Anyone who respects the spirit as well as the letter of the Fourth Amendment would be loath to believe that Congress intended to authorize one of its subordinate agencies to sweep all our traditions into the fire and to direct fishing expeditions into private papers on the possibility that they may disclose evidence of crime. . . . It is contrary to the first principles of justice to allow a search through all the respondents' records, relevant or irrelevant, in the hope that something will turn up.Fed. Trade Comm'n v. Am. Tobacco Co., 264 U.S. 298, 305 (1924) (citation omitted).
The limits of the production that can lawfully be sought in an investigatory subpoena cannot be reduced to a formula. "[R]elevancy and adequacy or excess in the breadth of the subpoena are matters variable in relation to the nature, purposes and scope of the inquiry." Okla. Press, 327 U.S. at 209. Thus, each investigatory subpoena must be evaluated on its own merits.
In light of these enduring principles, it has become apparent that the subpoena issued by the Attorney General in this case is overbroad. It does, indeed, seek a substantial part of the books and records of Check `n Go, even seeking documents preexisting the date of incorporation, and concerning matters that have transpired outside the State. In addition, the subpoena seeks to compel the production of all payday loan transactions, even those that were not the subject of a rollover or any other variety of consecutive transaction. We have concluded that, under the facts of this case, the Attorney General may not compel the production of documents (a) created prior to the date of incorporation of Check `n Go, nor (b) concerning transactions occurring outside the state of Florida, nor (c) concerning ordinary, as opposed to rollover or consecutive transactions. To the extent that the subpoena exceeds these limits, it is overbroad, and may not be enforced. Obviously, if the office of the Attorney General later discovers information that would bring any of the excluded items within the ambit of its authority, a further investigatory subpoena may be issued.

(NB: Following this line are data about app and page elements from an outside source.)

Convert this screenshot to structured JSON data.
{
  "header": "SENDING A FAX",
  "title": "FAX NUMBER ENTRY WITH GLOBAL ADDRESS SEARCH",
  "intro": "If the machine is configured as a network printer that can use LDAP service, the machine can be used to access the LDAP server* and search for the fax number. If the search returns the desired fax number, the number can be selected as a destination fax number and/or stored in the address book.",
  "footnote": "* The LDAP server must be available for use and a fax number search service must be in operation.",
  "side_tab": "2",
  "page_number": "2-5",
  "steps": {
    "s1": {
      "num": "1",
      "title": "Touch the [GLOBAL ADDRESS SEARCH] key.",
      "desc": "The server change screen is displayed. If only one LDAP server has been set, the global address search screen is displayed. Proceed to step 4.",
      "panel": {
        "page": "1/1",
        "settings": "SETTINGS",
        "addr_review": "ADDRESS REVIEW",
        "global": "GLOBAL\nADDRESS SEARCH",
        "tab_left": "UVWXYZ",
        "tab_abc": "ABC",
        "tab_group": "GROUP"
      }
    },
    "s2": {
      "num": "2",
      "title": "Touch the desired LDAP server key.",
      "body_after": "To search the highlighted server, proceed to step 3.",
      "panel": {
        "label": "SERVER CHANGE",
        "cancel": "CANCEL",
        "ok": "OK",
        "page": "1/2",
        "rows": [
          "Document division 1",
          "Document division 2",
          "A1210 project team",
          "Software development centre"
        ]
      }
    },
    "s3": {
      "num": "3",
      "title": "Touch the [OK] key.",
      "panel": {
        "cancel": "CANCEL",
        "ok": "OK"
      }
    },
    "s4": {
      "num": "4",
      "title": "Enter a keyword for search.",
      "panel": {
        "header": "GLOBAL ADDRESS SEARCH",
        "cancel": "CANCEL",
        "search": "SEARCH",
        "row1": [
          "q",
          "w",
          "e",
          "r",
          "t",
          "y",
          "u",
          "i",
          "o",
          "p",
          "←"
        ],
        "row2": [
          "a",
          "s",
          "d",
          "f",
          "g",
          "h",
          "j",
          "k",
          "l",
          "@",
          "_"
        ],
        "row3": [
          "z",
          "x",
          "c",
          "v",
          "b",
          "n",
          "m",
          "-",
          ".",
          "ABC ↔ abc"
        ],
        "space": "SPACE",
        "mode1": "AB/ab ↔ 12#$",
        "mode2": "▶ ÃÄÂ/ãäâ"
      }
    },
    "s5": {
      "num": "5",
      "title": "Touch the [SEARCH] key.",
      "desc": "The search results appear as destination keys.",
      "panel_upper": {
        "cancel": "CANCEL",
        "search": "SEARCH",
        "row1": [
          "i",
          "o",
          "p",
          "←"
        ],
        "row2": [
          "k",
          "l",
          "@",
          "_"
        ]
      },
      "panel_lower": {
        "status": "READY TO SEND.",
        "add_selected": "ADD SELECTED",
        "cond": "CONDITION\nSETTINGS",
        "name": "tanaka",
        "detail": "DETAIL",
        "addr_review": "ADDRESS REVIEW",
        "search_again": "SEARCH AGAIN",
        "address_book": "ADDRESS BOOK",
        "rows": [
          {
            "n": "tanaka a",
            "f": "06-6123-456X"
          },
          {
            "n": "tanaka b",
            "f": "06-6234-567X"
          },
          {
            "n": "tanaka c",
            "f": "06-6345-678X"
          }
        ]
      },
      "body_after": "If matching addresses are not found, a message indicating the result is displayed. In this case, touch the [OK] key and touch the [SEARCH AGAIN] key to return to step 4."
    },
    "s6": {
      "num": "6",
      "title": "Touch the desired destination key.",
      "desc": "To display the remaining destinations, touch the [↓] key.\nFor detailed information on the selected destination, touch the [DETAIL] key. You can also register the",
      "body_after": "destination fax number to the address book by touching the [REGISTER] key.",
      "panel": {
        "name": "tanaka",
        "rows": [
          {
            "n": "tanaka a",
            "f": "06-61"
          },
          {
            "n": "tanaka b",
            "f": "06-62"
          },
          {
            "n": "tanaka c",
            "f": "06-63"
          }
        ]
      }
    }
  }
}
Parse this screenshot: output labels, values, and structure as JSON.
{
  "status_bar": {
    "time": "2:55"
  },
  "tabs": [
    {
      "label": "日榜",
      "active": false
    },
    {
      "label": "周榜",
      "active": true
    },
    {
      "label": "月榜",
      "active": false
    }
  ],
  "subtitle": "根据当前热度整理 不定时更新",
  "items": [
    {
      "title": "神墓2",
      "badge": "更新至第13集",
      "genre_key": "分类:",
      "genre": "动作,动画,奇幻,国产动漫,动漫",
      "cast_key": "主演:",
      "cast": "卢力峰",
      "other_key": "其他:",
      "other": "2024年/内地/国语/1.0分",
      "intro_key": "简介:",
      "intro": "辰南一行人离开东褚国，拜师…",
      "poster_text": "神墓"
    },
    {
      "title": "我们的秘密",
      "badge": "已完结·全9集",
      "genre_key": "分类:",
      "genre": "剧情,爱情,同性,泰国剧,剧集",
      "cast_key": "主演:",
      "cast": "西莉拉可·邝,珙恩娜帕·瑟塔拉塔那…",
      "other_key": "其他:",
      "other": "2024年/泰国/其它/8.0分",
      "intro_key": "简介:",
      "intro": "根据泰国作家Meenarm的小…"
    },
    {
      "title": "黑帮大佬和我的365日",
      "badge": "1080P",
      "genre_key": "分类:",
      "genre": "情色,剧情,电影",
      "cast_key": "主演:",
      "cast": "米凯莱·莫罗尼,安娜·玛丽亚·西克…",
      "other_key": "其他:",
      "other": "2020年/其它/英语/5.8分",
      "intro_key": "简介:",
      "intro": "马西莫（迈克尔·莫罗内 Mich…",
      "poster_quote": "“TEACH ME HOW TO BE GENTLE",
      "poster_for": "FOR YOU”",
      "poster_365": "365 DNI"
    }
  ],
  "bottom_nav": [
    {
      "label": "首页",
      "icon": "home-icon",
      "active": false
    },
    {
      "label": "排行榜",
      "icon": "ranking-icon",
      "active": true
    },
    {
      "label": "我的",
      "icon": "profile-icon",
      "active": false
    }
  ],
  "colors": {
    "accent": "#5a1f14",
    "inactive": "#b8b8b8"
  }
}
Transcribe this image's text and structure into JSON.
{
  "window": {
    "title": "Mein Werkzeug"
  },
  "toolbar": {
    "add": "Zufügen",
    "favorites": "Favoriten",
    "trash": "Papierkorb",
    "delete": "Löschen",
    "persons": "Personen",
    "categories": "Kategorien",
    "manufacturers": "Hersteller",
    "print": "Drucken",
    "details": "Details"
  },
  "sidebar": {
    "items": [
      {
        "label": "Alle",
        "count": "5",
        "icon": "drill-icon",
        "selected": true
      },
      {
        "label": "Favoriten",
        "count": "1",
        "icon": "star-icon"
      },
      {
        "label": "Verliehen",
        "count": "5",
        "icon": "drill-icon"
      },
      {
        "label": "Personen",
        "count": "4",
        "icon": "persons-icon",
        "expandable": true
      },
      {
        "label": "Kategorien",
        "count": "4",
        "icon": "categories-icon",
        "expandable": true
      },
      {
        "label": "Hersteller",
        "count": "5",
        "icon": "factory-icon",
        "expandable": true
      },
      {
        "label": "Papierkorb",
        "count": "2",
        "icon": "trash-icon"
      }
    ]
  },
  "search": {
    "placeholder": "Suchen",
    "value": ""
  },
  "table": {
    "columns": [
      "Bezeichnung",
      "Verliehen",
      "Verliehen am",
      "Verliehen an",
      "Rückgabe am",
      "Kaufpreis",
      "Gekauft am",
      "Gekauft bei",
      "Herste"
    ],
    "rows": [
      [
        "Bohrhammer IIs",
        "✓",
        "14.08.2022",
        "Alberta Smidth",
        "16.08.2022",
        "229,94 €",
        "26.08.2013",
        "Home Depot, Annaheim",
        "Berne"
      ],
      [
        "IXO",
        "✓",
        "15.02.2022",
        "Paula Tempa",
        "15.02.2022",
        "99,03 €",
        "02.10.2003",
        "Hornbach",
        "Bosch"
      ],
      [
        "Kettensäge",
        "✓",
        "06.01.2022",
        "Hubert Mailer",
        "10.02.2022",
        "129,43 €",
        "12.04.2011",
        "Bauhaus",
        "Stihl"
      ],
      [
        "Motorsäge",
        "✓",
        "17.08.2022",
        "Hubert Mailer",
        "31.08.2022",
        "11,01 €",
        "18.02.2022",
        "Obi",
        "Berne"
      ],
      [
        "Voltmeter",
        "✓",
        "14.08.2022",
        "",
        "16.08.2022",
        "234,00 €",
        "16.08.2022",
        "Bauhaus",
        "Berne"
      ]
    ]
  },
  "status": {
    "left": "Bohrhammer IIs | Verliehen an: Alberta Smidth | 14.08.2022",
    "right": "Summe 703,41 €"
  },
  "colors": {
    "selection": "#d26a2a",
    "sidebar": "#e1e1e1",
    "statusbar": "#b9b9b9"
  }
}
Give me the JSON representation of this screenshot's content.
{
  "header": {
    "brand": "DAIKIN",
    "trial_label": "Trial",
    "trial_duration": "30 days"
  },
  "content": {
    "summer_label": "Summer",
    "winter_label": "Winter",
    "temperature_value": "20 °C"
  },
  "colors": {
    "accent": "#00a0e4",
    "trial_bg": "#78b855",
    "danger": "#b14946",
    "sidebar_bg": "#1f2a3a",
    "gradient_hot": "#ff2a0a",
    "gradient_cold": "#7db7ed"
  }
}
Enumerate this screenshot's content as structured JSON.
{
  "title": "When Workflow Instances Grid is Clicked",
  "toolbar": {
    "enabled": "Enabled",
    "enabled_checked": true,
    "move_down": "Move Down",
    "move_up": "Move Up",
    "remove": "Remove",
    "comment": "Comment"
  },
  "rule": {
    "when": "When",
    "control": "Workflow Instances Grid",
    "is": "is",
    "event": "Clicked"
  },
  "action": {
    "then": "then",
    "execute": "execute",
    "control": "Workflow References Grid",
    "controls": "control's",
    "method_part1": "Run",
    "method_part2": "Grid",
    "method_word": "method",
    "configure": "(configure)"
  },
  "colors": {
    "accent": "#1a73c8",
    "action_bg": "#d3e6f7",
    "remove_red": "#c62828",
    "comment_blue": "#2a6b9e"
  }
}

For the guidance of the trial court, items 1, 3a, 3b, 5c, 6 and 8 are deemed to be overbroad and are to be stricken. Items 3c, 3d 3e, 5a and 5b are only enforceable to the extent that they specifically concern rollover or other consecutive transactions occurring after the 1996 creation of Check `n Go, and only such transactions as were consummated in Florida. Items 2, 17, 18, 19 and 21 are enforceable, but only with respect to documents dated after the 1996 creation of Check `n Go. All other items are enforceable, but only with respect to documents dated after the 1996 creation of Check `n Go, and only insofar as they relate to Florida transactions.
Accordingly, the order is affirmed in part and reversed in part, and remanded to the trial court for further proceedings not inconsistent with this opinion.
AFFIRMED in part; REVERSED in part; REMANDED.
Sharp, W. and Peterson, JJ., Concur.